== EXERCISE MATERIALS

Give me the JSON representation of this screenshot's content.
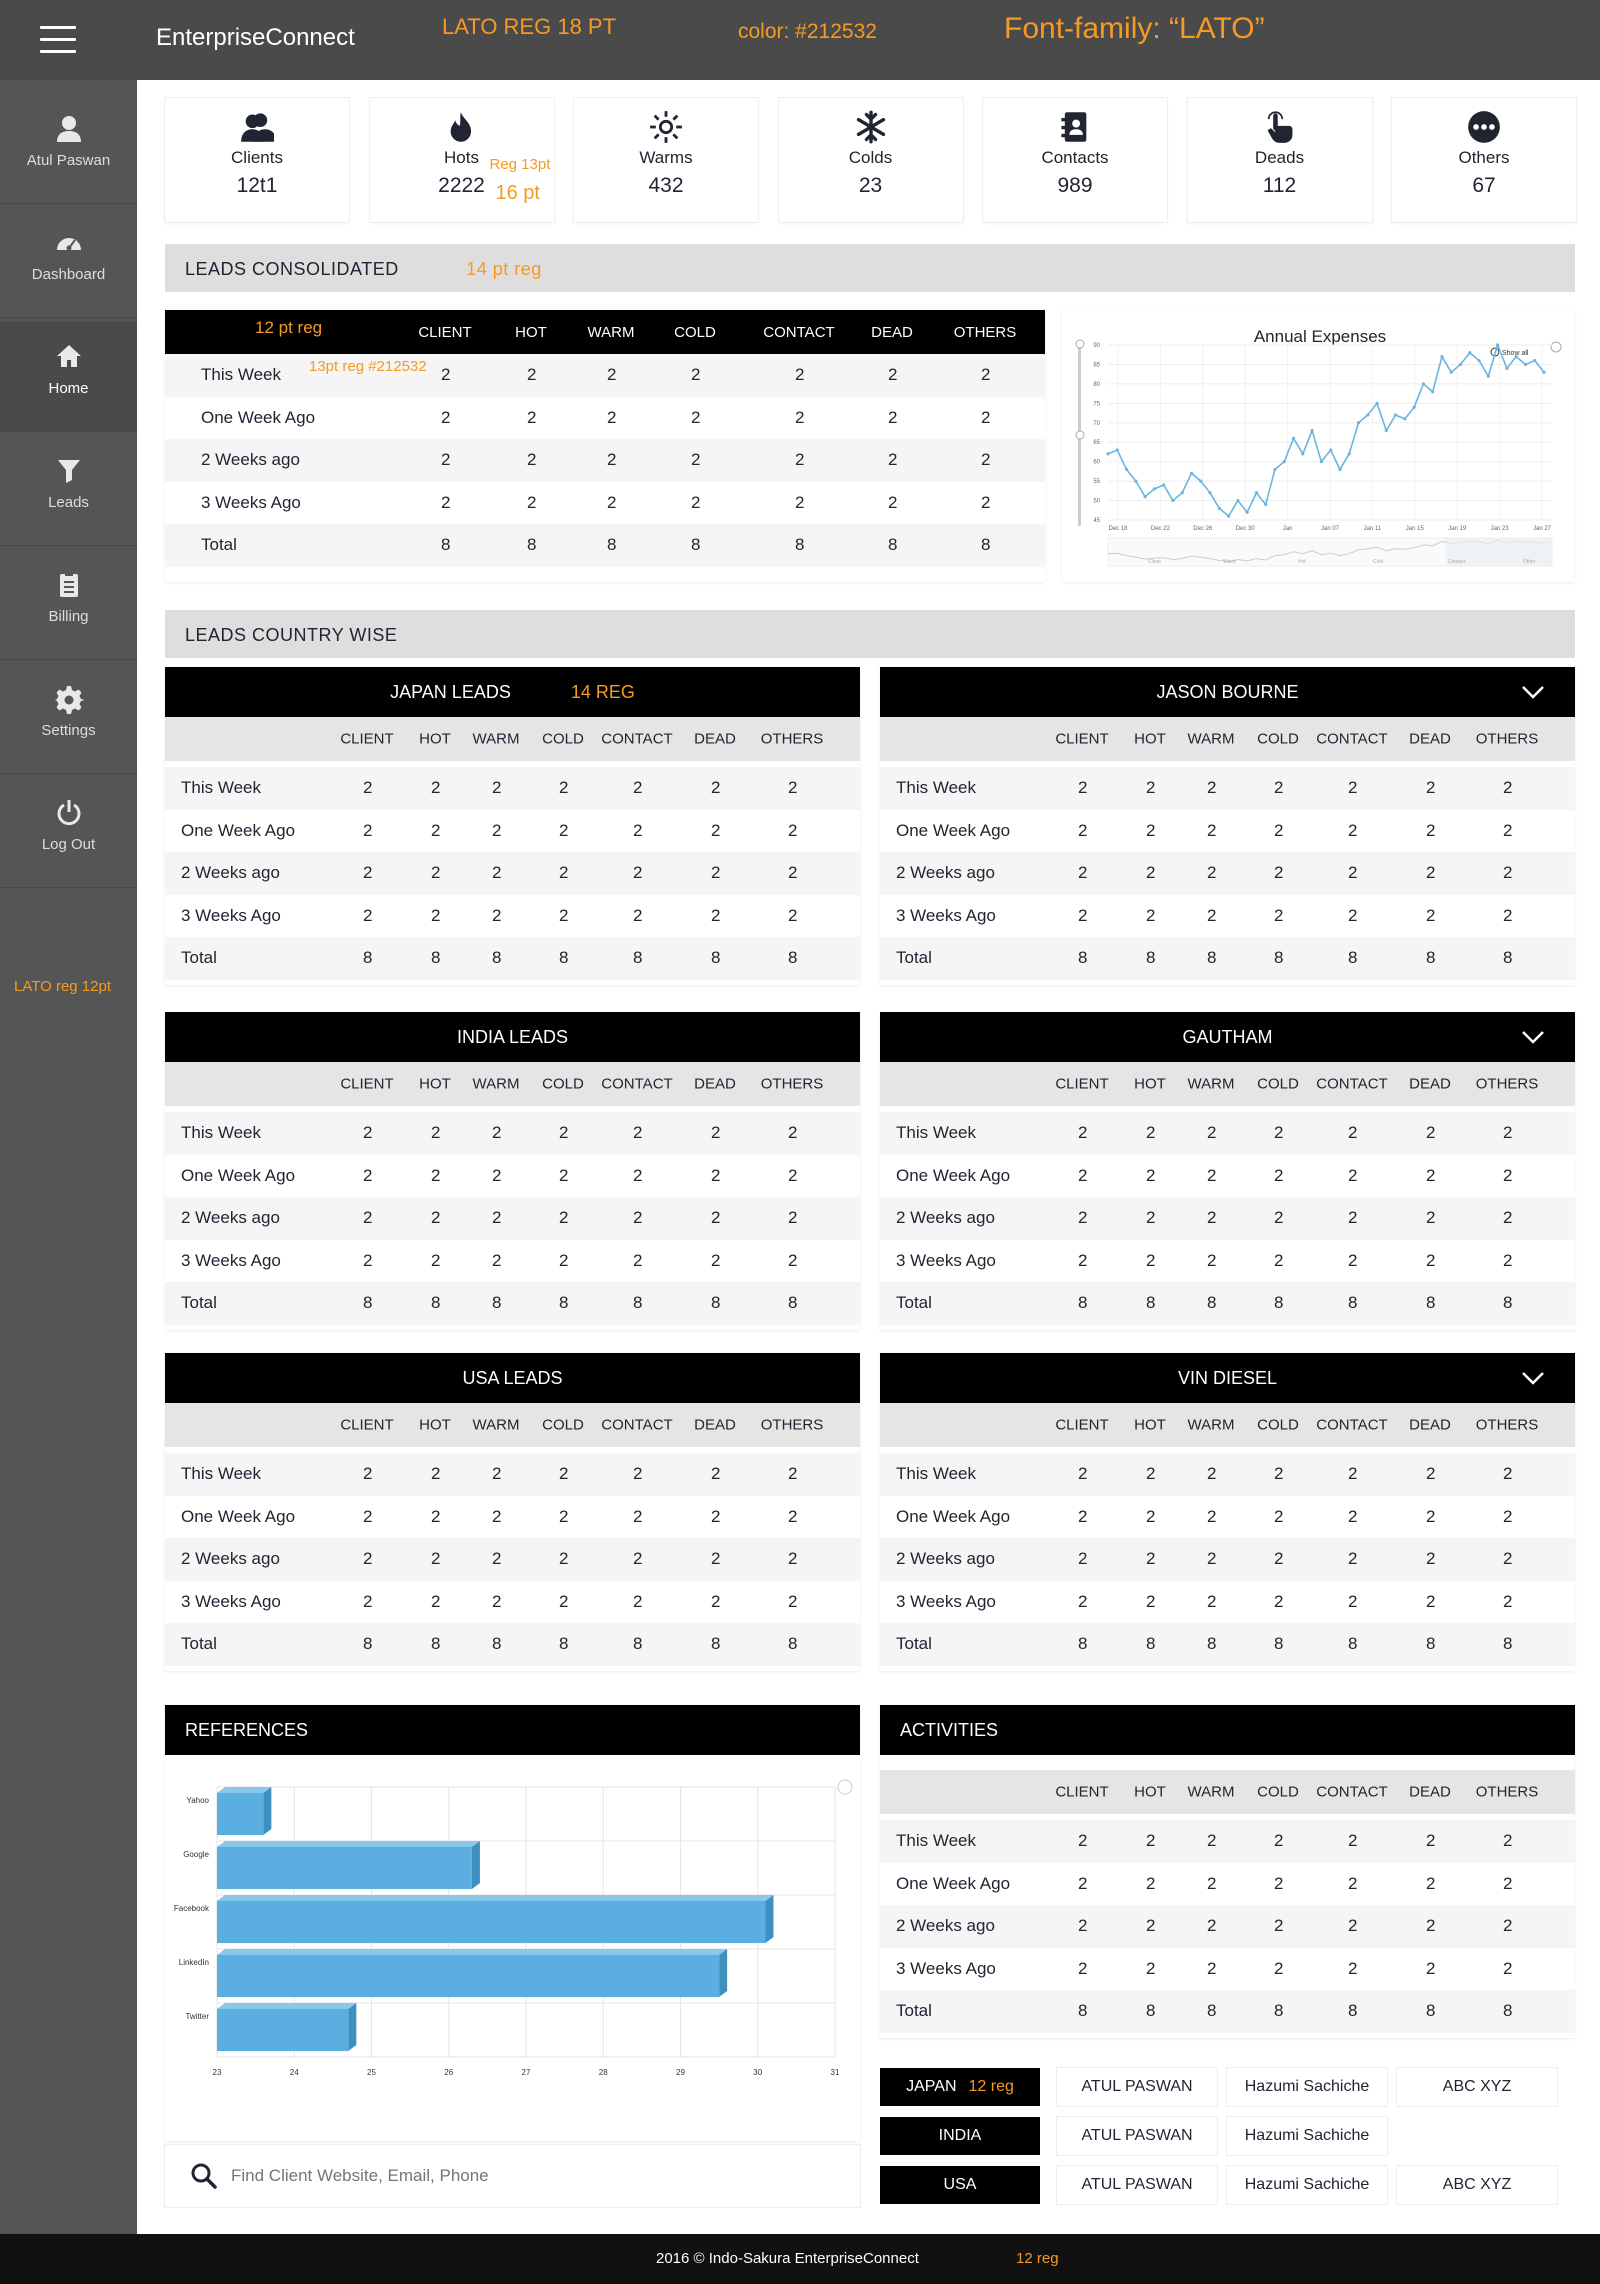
{
  "header": {
    "brand": "EnterpriseConnect",
    "note_size": "LATO REG 18 PT",
    "note_color": "color: #212532",
    "note_font": "Font-family: “LATO”"
  },
  "sidebar": {
    "items": [
      {
        "label": "Atul Paswan",
        "icon": "user-icon"
      },
      {
        "label": "Dashboard",
        "icon": "speedometer-icon"
      },
      {
        "label": "Home",
        "icon": "home-icon"
      },
      {
        "label": "Leads",
        "icon": "funnel-icon"
      },
      {
        "label": "Billing",
        "icon": "clipboard-icon"
      },
      {
        "label": "Settings",
        "icon": "gear-icon"
      },
      {
        "label": "Log Out",
        "icon": "power-icon"
      }
    ],
    "note": "LATO  reg  12pt"
  },
  "stats": [
    {
      "label": "Clients",
      "value": "12t1",
      "icon": "users-icon"
    },
    {
      "label": "Hots",
      "value": "2222",
      "icon": "flame-icon",
      "note_a": "Reg 13pt",
      "note_b": "16 pt"
    },
    {
      "label": "Warms",
      "value": "432",
      "icon": "sun-icon"
    },
    {
      "label": "Colds",
      "value": "23",
      "icon": "snowflake-icon"
    },
    {
      "label": "Contacts",
      "value": "989",
      "icon": "contact-book-icon"
    },
    {
      "label": "Deads",
      "value": "112",
      "icon": "hand-icon"
    },
    {
      "label": "Others",
      "value": "67",
      "icon": "more-icon"
    }
  ],
  "consolidated": {
    "title": "LEADS CONSOLIDATED",
    "note": "14 pt reg",
    "head_note": "12 pt reg",
    "row_note": "13pt reg #212532"
  },
  "columns": [
    "CLIENT",
    "HOT",
    "WARM",
    "COLD",
    "CONTACT",
    "DEAD",
    "OTHERS"
  ],
  "consolidated_rows": [
    {
      "label": "This Week",
      "values": [
        "2",
        "2",
        "2",
        "2",
        "2",
        "2",
        "2"
      ]
    },
    {
      "label": "One Week Ago",
      "values": [
        "2",
        "2",
        "2",
        "2",
        "2",
        "2",
        "2"
      ]
    },
    {
      "label": "2 Weeks ago",
      "values": [
        "2",
        "2",
        "2",
        "2",
        "2",
        "2",
        "2"
      ]
    },
    {
      "label": "3 Weeks Ago",
      "values": [
        "2",
        "2",
        "2",
        "2",
        "2",
        "2",
        "2"
      ]
    },
    {
      "label": "Total",
      "values": [
        "8",
        "8",
        "8",
        "8",
        "8",
        "8",
        "8"
      ]
    }
  ],
  "expenses_chart": {
    "title": "Annual Expenses",
    "show_all": "Show all",
    "yticks": [
      "90",
      "85",
      "80",
      "75",
      "70",
      "65",
      "60",
      "55",
      "50",
      "45"
    ],
    "xticks": [
      "Dec 18",
      "Dec 22",
      "Dec 26",
      "Dec 30",
      "Jan",
      "Jan 07",
      "Jan 11",
      "Jan 15",
      "Jan 19",
      "Jan 23",
      "Jan 27"
    ],
    "nav_labels": [
      "Client",
      "Warm",
      "Hot",
      "Cold",
      "Contact",
      "Other"
    ],
    "color": "#6cb4e0"
  },
  "country": {
    "title": "LEADS COUNTRY WISE"
  },
  "panels": [
    {
      "title": "JAPAN LEADS",
      "note": "14 REG",
      "chevron": false
    },
    {
      "title": "JASON BOURNE",
      "chevron": true
    },
    {
      "title": "INDIA LEADS",
      "chevron": false
    },
    {
      "title": "GAUTHAM",
      "chevron": true
    },
    {
      "title": "USA LEADS",
      "chevron": false
    },
    {
      "title": "VIN DIESEL",
      "chevron": true
    }
  ],
  "panel_rows": [
    {
      "label": "This Week",
      "values": [
        "2",
        "2",
        "2",
        "2",
        "2",
        "2",
        "2"
      ]
    },
    {
      "label": "One Week Ago",
      "values": [
        "2",
        "2",
        "2",
        "2",
        "2",
        "2",
        "2"
      ]
    },
    {
      "label": "2 Weeks ago",
      "values": [
        "2",
        "2",
        "2",
        "2",
        "2",
        "2",
        "2"
      ]
    },
    {
      "label": "3 Weeks Ago",
      "values": [
        "2",
        "2",
        "2",
        "2",
        "2",
        "2",
        "2"
      ]
    },
    {
      "label": "Total",
      "values": [
        "8",
        "8",
        "8",
        "8",
        "8",
        "8",
        "8"
      ]
    }
  ],
  "references": {
    "title": "REFERENCES"
  },
  "activities": {
    "title": "ACTIVITIES"
  },
  "chart_data": {
    "type": "bar",
    "orientation": "horizontal",
    "categories": [
      "Yahoo",
      "Google",
      "Facebook",
      "LinkedIn",
      "Twitter"
    ],
    "values": [
      23.6,
      26.3,
      30.1,
      29.5,
      24.7
    ],
    "xlim": [
      23,
      31
    ],
    "xticks": [
      "23",
      "24",
      "25",
      "26",
      "27",
      "28",
      "29",
      "30",
      "31"
    ],
    "grid": true,
    "color": "#5aafe0"
  },
  "assign": [
    {
      "country": "JAPAN",
      "note": "12 reg",
      "people": [
        "ATUL PASWAN",
        "Hazumi Sachiche",
        "ABC XYZ"
      ]
    },
    {
      "country": "INDIA",
      "people": [
        "ATUL PASWAN",
        "Hazumi Sachiche"
      ]
    },
    {
      "country": "USA",
      "people": [
        "ATUL PASWAN",
        "Hazumi Sachiche",
        "ABC XYZ"
      ]
    }
  ],
  "search": {
    "placeholder": "Find Client Website, Email, Phone"
  },
  "footer": {
    "text": "2016 © Indo-Sakura EnterpriseConnect",
    "note": "12 reg"
  }
}
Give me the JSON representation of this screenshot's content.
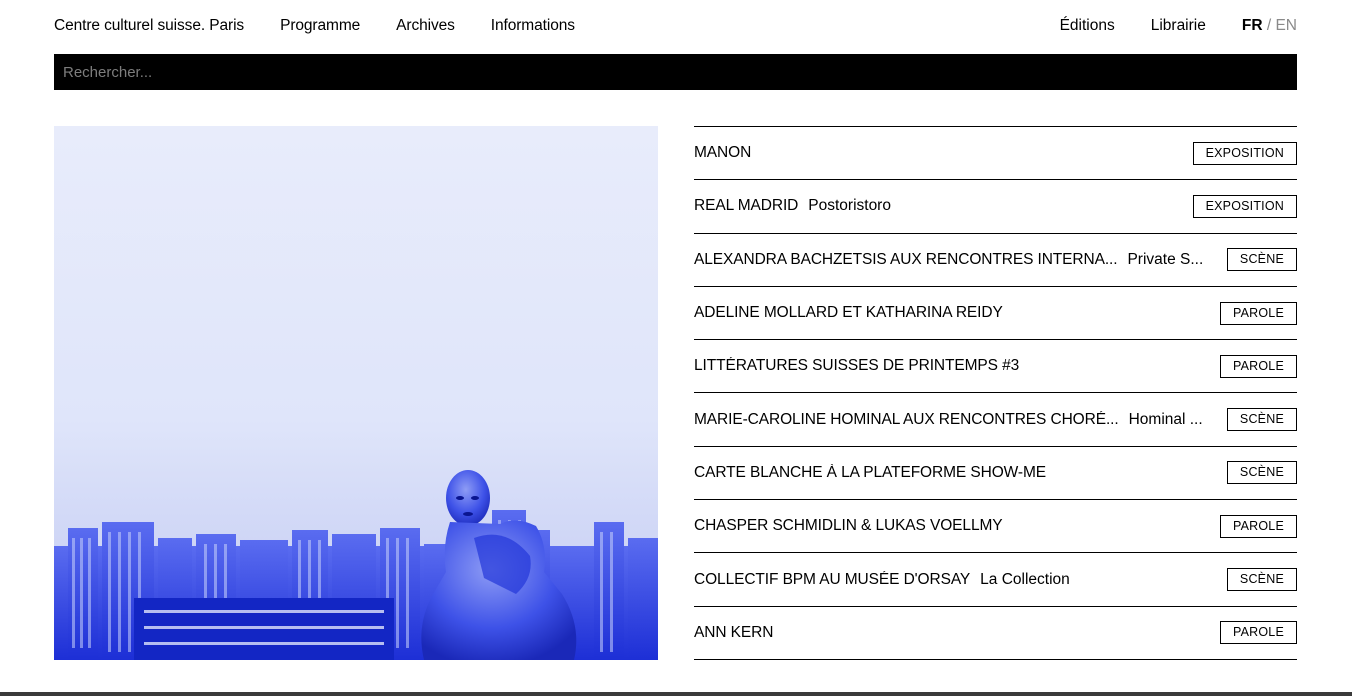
{
  "nav": {
    "brand": "Centre culturel suisse. Paris",
    "items": [
      "Programme",
      "Archives",
      "Informations"
    ],
    "right_items": [
      "Éditions",
      "Librairie"
    ],
    "lang_active": "FR",
    "lang_sep": " / ",
    "lang_inactive": "EN"
  },
  "search": {
    "placeholder": "Rechercher..."
  },
  "hero": {
    "tint_color": "#1f3cff"
  },
  "events": [
    {
      "title": "MANON",
      "subtitle": "",
      "tag": "EXPOSITION"
    },
    {
      "title": "REAL MADRID",
      "subtitle": "Postoristoro",
      "tag": "EXPOSITION"
    },
    {
      "title": "ALEXANDRA BACHZETSIS AUX RENCONTRES INTERNA...",
      "subtitle": "Private S...",
      "tag": "SCÈNE"
    },
    {
      "title": "ADELINE MOLLARD ET KATHARINA REIDY",
      "subtitle": "",
      "tag": "PAROLE"
    },
    {
      "title": "LITTÉRATURES SUISSES DE PRINTEMPS #3",
      "subtitle": "",
      "tag": "PAROLE"
    },
    {
      "title": "MARIE-CAROLINE HOMINAL AUX RENCONTRES CHORÉ...",
      "subtitle": "Hominal ...",
      "tag": "SCÈNE"
    },
    {
      "title": "CARTE BLANCHE À LA PLATEFORME SHOW-ME",
      "subtitle": "",
      "tag": "SCÈNE"
    },
    {
      "title": "CHASPER SCHMIDLIN & LUKAS VOELLMY",
      "subtitle": "",
      "tag": "PAROLE"
    },
    {
      "title": "COLLECTIF BPM AU MUSÉE D'ORSAY",
      "subtitle": "La Collection",
      "tag": "SCÈNE"
    },
    {
      "title": "ANN KERN",
      "subtitle": "",
      "tag": "PAROLE"
    }
  ]
}
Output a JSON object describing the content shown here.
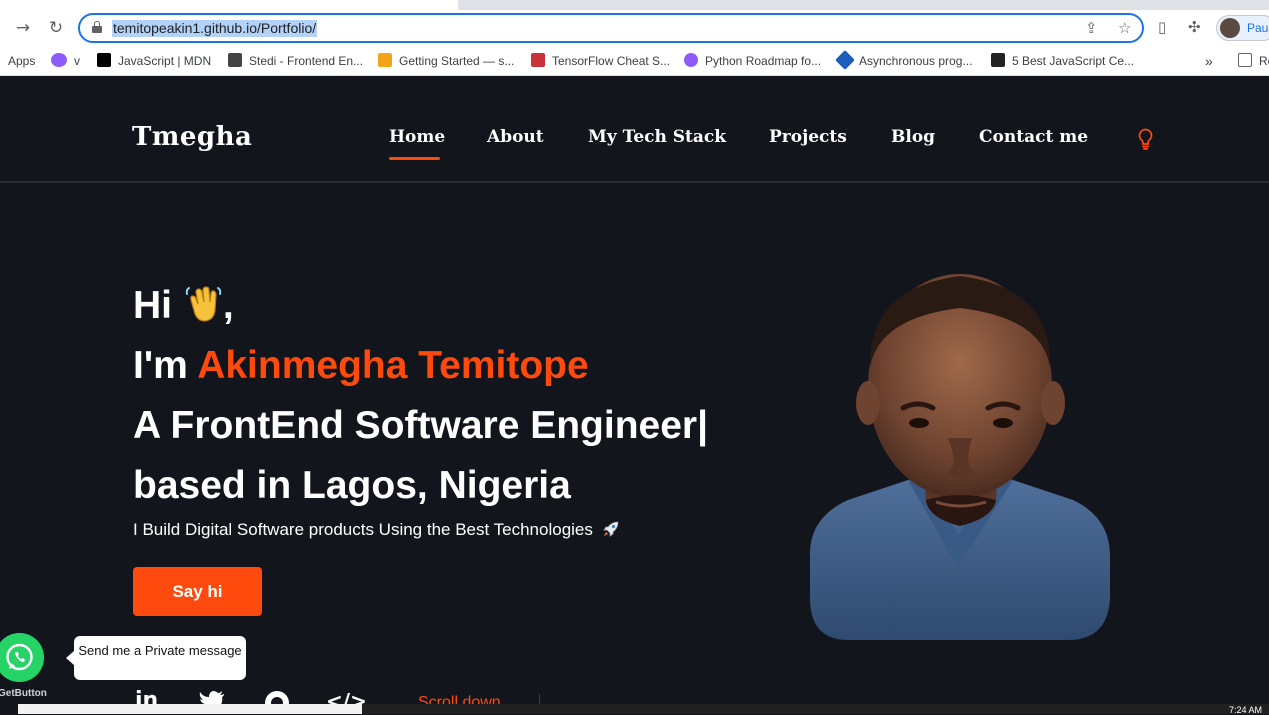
{
  "browser": {
    "url": "temitopeakin1.github.io/Portfolio/",
    "profile_name": "Paus",
    "bookmarks": [
      {
        "label": "Apps",
        "color": "#4285f4"
      },
      {
        "label": "v",
        "color": "#8e5cf7"
      },
      {
        "label": "JavaScript | MDN",
        "color": "#000000"
      },
      {
        "label": "Stedi - Frontend En...",
        "color": "#444444"
      },
      {
        "label": "Getting Started — s...",
        "color": "#f4a41b"
      },
      {
        "label": "TensorFlow Cheat S...",
        "color": "#c8333a"
      },
      {
        "label": "Python Roadmap fo...",
        "color": "#8e5cf7"
      },
      {
        "label": "Asynchronous prog...",
        "color": "#1b5ebe"
      },
      {
        "label": "5 Best JavaScript Ce...",
        "color": "#222222"
      }
    ],
    "bookmarks_overflow": "»",
    "reading_list": "Re"
  },
  "site": {
    "logo": "Tmegha",
    "nav": {
      "home": "Home",
      "about": "About",
      "tech": "My Tech Stack",
      "projects": "Projects",
      "blog": "Blog",
      "contact": "Contact me"
    },
    "hero": {
      "greeting": "Hi",
      "greeting_end": ",",
      "im": "I'm ",
      "name": "Akinmegha Temitope",
      "role": "A FrontEnd Software Engineer|",
      "location": "based in Lagos, Nigeria",
      "tagline": "I Build Digital Software products Using the Best Technologies",
      "cta": "Say hi"
    },
    "whatsapp": {
      "bubble": "Send me a Private message",
      "widget_label": "GetButton"
    },
    "scroll_down": "Scroll down"
  },
  "system": {
    "clock": "7:24 AM"
  },
  "colors": {
    "accent": "#ff4a0d",
    "background": "#13151c"
  }
}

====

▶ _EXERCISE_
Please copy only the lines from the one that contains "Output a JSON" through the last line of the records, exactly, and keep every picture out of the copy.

▶ _WORKED SOLUTION_
Output a JSON object describing the content shown here.
{
  "browser": {
    "url": "temitopeakin1.github.io/Portfolio/",
    "profile_name": "Paus",
    "bookmarks": [
      {
        "label": "Apps",
        "color": "#4285f4"
      },
      {
        "label": "v",
        "color": "#8e5cf7"
      },
      {
        "label": "JavaScript | MDN",
        "color": "#000000"
      },
      {
        "label": "Stedi - Frontend En...",
        "color": "#444444"
      },
      {
        "label": "Getting Started — s...",
        "color": "#f4a41b"
      },
      {
        "label": "TensorFlow Cheat S...",
        "color": "#c8333a"
      },
      {
        "label": "Python Roadmap fo...",
        "color": "#8e5cf7"
      },
      {
        "label": "Asynchronous prog...",
        "color": "#1b5ebe"
      },
      {
        "label": "5 Best JavaScript Ce...",
        "color": "#222222"
      }
    ],
    "bookmarks_overflow": "»",
    "reading_list": "Re"
  },
  "site": {
    "logo": "Tmegha",
    "nav": {
      "home": "Home",
      "about": "About",
      "tech": "My Tech Stack",
      "projects": "Projects",
      "blog": "Blog",
      "contact": "Contact me"
    },
    "hero": {
      "greeting": "Hi",
      "greeting_end": ",",
      "im": "I'm ",
      "name": "Akinmegha Temitope",
      "role": "A FrontEnd Software Engineer|",
      "location": "based in Lagos, Nigeria",
      "tagline": "I Build Digital Software products Using the Best Technologies",
      "cta": "Say hi"
    },
    "whatsapp": {
      "bubble": "Send me a Private message",
      "widget_label": "GetButton"
    },
    "scroll_down": "Scroll down"
  },
  "system": {
    "clock": "7:24 AM"
  },
  "colors": {
    "accent": "#ff4a0d",
    "background": "#13151c"
  }
}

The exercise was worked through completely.